---------- Provided records

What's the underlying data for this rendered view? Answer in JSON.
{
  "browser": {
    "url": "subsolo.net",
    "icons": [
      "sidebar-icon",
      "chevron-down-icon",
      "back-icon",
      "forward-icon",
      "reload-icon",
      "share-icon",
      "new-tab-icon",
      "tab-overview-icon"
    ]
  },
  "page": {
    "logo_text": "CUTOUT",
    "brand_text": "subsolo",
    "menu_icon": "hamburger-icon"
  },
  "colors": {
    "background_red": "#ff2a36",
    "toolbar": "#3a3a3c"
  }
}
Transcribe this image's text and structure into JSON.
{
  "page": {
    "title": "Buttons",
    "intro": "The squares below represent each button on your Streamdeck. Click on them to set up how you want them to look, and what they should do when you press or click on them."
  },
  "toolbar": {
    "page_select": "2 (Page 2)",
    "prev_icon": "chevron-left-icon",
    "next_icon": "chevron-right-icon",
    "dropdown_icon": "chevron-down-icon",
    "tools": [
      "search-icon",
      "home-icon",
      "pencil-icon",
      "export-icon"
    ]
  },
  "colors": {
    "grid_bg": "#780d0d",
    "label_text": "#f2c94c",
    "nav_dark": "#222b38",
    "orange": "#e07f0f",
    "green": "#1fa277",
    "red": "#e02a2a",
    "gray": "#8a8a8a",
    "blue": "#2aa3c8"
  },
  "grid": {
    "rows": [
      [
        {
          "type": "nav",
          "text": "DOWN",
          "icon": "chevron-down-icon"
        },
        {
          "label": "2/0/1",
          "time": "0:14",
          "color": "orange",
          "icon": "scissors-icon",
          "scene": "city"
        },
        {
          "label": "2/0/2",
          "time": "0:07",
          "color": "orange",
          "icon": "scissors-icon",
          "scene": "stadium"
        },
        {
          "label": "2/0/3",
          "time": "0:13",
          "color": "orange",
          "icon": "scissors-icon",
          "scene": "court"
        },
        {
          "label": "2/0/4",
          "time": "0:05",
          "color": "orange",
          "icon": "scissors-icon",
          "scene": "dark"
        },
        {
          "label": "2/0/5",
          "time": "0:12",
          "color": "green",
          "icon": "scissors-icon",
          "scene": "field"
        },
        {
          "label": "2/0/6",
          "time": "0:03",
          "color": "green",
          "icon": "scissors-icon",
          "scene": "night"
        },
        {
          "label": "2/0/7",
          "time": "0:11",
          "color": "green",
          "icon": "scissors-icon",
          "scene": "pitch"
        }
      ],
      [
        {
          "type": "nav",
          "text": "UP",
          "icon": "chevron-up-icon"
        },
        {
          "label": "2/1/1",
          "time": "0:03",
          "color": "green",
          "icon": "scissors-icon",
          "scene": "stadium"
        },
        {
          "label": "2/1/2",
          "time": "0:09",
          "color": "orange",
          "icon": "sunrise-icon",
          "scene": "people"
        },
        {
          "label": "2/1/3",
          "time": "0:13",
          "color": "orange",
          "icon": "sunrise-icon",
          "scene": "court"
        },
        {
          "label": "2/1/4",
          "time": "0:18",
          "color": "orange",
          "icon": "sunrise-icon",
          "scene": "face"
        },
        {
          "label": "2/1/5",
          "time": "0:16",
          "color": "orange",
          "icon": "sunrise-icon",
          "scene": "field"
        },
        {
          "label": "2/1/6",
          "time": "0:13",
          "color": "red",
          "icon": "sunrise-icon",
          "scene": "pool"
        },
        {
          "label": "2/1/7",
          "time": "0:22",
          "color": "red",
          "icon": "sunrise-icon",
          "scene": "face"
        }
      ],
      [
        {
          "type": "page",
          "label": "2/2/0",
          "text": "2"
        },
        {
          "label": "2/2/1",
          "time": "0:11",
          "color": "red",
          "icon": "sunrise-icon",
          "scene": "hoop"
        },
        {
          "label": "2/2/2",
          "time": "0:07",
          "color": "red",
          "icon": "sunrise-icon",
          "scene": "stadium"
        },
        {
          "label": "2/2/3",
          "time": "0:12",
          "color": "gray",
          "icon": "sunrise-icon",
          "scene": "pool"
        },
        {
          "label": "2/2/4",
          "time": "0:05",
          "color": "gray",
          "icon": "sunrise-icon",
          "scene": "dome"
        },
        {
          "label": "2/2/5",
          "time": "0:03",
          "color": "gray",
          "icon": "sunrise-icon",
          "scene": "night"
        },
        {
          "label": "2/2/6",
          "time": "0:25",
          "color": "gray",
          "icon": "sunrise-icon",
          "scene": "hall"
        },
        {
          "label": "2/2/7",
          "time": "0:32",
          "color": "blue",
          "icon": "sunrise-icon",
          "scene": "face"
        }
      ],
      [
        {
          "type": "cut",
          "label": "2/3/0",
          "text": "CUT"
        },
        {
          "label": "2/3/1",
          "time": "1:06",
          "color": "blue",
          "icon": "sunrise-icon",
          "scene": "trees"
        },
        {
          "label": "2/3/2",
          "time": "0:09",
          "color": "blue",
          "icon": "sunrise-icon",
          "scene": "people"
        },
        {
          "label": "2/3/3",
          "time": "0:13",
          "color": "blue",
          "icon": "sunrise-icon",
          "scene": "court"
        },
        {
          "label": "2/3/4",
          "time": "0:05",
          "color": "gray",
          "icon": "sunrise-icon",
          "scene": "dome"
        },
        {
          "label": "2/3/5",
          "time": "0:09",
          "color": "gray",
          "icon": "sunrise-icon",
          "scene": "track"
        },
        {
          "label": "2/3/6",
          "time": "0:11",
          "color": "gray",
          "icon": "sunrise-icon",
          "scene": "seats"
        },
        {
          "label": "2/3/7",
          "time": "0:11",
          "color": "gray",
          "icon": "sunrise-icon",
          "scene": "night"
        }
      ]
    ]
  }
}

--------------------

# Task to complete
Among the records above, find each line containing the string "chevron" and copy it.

# Answer to the problem
      "chevron-down-icon",
    "prev_icon": "chevron-left-icon",
    "next_icon": "chevron-right-icon",
    "dropdown_icon": "chevron-down-icon",
          "icon": "chevron-down-icon"
          "icon": "chevron-up-icon"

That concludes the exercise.